The strength of the long-term carbon cycle is determined by how tightly the above-mentioned geologic processes are coupled by global geodynamics. If they were tightly coupled, that is, if the geologic sources and sinks were nearly in phase, then the long-term carbon cycle would be weak. However, the large variations in atmospheric CO2 implied by Figure 1 are evidence that the coupling between these processes is in fact rather weak, so that the geologic sources and sinks of environmental carbon are not only time variable, but they are also out of phase, by tens or hundreds of millions of years.

How does the Earth system produce such time variability and out of phase behavior? Super-continent formation and breakup controls the distribution, surface relief and sizes of continents, as well the distribution and length of subduction zones, ridges and passive margins, sea level, and the frequency of continent collisions. These in turn affect the circulation and transport of heat in the ocean and atmosphere that control the climate, which couples back to the rock cycle through precipitation, weathering, and erosion.

Some components of the long-term carbon cycle can be calibrated using the present-day Earth, and other components can be estimated from the geological record. However, several of the key parts of this cycle require modeling. For examples, the contributions from metamorphism and volcanism depend on the plate tectonic history.
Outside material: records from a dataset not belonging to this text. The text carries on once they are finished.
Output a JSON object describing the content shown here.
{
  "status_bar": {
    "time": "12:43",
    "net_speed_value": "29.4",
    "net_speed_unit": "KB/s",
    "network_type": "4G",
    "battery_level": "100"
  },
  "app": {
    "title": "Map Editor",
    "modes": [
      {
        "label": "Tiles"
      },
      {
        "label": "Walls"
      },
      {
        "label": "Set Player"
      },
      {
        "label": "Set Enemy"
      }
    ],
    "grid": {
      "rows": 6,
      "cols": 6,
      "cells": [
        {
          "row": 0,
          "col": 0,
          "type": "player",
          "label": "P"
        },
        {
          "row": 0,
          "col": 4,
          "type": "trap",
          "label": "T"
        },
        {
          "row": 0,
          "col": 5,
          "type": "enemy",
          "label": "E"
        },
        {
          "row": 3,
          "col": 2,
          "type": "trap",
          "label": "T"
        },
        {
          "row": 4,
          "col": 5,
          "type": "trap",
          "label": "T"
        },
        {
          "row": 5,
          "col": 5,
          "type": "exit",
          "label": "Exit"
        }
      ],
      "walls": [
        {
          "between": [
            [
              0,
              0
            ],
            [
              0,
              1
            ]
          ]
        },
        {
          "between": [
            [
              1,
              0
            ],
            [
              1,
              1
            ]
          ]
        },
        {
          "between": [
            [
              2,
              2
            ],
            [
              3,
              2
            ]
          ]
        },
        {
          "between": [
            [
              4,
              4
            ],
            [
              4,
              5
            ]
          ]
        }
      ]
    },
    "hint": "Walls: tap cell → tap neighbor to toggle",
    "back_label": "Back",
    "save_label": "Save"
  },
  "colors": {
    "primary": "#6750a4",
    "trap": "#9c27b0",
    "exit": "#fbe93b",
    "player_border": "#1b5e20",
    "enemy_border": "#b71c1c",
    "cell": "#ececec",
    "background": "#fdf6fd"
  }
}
Likewise, the contributions from weathering and erosion depend on the climate history.

The Open Earth Systems project uses models of mantle convection and plate dynamics to calculate the volcanic and metamorphic contributions to the carbon cycle, and to reconstruct past ocean-continent configurations over Phanerozoic times. We then use ocean-atmosphere models to calculate the factors controlling erosion of silicates and carbonate precipitation during this time period, thereby closing the carbon cycle.


Kasting, J.F., and Catlin, D.F., 2003. Evolution of a habitable planet, Ann. Rev.
       Astron. Astrophysics
, 41:429–63.

Royer, D.L., Berner, R.A., Montañez, I.P., Tabor, N.J., and Beerling, D.A., 2004.
       CO2 as a primary driver of Phanerozoic climate, GSA Today, 14, 3.